If this recovery in U.S. utility coal usage continues, I do expect Arch shares to move higher. The problem for investors is that the best bargains in this sector come when things look worst and it seems all but impossible to generate a reasonable fair value for the stocks. While Peabody is almost certainly the safer bet, investors who believe in higher natural gas prices and a recovering U.S. economy may well want to consider Arch Coal as a very risky turnaround story in the making.

At the time of writing, Stephen D. Simpson did not own shares in any of the companies mentioned in this article.

Related Articles
  1. Insurance

    Evaluating The Board Of Directors

    Corporate structure can tell you a lot about a company's potential. Learn more here.
  2. Bonds & Fixed Income

    Evaluating A Company's Capital Structure

    Learn to use the composition of debt and equity to evaluate balance sheet strength.
  3. Investing Basics

    A Primer On Coal

    With the right knowledge, investors can better understand coal and gain exposure with the investment vehicles available.
  4. Mutual Funds & ETFs

    Evaluating Green Equity Investments

    Learn how to find stocks that are both eco-friendly and profitable.
  5. Active Trading Fundamentals

    Evaluating A Company's Management

    Financial statements don't tell you everything about a company's health. Investigate the management behind the numbers!
  6. Stock Analysis

    Allstate: How Being Boring Earns it Billions (ALL)

    A summary of what Allstate Insurance sells and whom it sells it to including recent mergers and acquisitions that have helped boost its bottom line.
  7. Options & Futures

    Cyclical Versus Non-Cyclical Stocks

    Investing during an economic downturn simply means changing your focus. Discover the benefits of defensive stocks.
  8. Investing Basics

    How to Deduct Your Stock Losses

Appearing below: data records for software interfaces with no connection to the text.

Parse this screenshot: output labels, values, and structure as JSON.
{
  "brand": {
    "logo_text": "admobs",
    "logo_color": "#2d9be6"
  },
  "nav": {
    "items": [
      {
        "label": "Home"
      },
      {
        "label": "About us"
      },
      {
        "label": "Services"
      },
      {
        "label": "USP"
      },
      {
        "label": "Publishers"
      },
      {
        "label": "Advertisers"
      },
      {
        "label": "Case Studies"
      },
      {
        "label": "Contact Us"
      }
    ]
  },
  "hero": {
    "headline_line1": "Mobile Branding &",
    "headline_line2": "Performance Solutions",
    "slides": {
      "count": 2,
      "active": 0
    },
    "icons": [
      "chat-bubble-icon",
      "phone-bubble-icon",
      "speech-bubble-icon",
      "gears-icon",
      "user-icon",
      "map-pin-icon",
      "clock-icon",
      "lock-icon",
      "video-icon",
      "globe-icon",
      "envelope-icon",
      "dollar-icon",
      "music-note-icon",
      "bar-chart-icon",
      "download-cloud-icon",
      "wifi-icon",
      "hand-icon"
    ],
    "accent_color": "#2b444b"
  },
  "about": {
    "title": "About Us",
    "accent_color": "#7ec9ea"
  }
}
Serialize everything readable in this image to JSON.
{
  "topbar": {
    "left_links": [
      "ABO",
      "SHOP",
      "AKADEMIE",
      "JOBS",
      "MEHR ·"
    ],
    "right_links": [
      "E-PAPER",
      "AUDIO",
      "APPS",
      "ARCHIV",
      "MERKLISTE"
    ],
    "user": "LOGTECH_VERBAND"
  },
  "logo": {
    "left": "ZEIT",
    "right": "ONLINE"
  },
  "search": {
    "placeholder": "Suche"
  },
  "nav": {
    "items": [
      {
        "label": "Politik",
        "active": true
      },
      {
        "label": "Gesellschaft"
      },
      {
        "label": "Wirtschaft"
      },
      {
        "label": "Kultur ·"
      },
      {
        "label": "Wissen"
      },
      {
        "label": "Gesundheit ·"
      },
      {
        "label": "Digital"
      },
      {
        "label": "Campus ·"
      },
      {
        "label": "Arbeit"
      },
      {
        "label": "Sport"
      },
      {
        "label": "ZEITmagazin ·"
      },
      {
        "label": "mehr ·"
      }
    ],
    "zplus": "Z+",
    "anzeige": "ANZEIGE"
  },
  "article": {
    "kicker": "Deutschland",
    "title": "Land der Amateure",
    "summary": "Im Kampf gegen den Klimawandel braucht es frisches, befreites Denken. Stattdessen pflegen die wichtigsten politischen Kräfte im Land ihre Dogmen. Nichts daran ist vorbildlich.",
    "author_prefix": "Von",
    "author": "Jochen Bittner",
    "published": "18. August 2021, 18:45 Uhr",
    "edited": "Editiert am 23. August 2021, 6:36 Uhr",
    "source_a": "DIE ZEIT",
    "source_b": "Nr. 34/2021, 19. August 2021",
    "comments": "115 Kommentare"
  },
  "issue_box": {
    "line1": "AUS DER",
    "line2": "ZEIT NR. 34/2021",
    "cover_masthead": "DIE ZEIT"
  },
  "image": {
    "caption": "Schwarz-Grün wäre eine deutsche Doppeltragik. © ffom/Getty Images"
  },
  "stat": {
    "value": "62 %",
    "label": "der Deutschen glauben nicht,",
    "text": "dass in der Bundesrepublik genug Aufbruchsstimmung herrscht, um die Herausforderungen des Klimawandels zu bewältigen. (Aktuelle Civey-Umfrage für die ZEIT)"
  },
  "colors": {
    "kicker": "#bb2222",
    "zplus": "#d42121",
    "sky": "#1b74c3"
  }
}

    Held onto a stock for too long? Selling at a loss is never ideal, but it is possible to minimize the damage. Here's how.
  9. Economics

    Is Wall Street Living in Denial?

    Will remaining calm and staying long present significant risks to your investment health?
  10. Stock Analysis

    When Will Dick's Sporting Goods Bounce Back? (DKS)

    Is DKS a bargain here?
  1. How do dividends affect retained earnings?

    When a company issues a cash dividend to its shareholders, the retained earnings listed on the balance sheet are reduced ... Read Full Answer >>
  2. What is the difference between called-up share capital and paid-up share capital?

    The difference between called-up share capital and paid-up share capital is investors have already paid in full for paid-up ... Read Full Answer >>
  3. Why would a corporation issue convertible bonds?

    A convertible bond represents a hybrid security that has bond and equity features; this type of bond allows the conversion ... Read Full Answer >>
  4. How does additional paid in capital affect retained earnings?

    Both additional paid-in capital and retained earnings are entries under the shareholders' equity section of a company's balance ... Read Full Answer >>
  5. What types of capital are not considered share capital?

    The money a business uses to fund operations or growth is called capital, and there are a number of capital sources available. ... Read Full Answer >>
  6. What is the difference between issued share capital and subscribed share capital?

    The difference between subscribed share capital and issued share capital is the former relates to the amount of stock for ... Read Full Answer >>

You May Also Like

Trading Center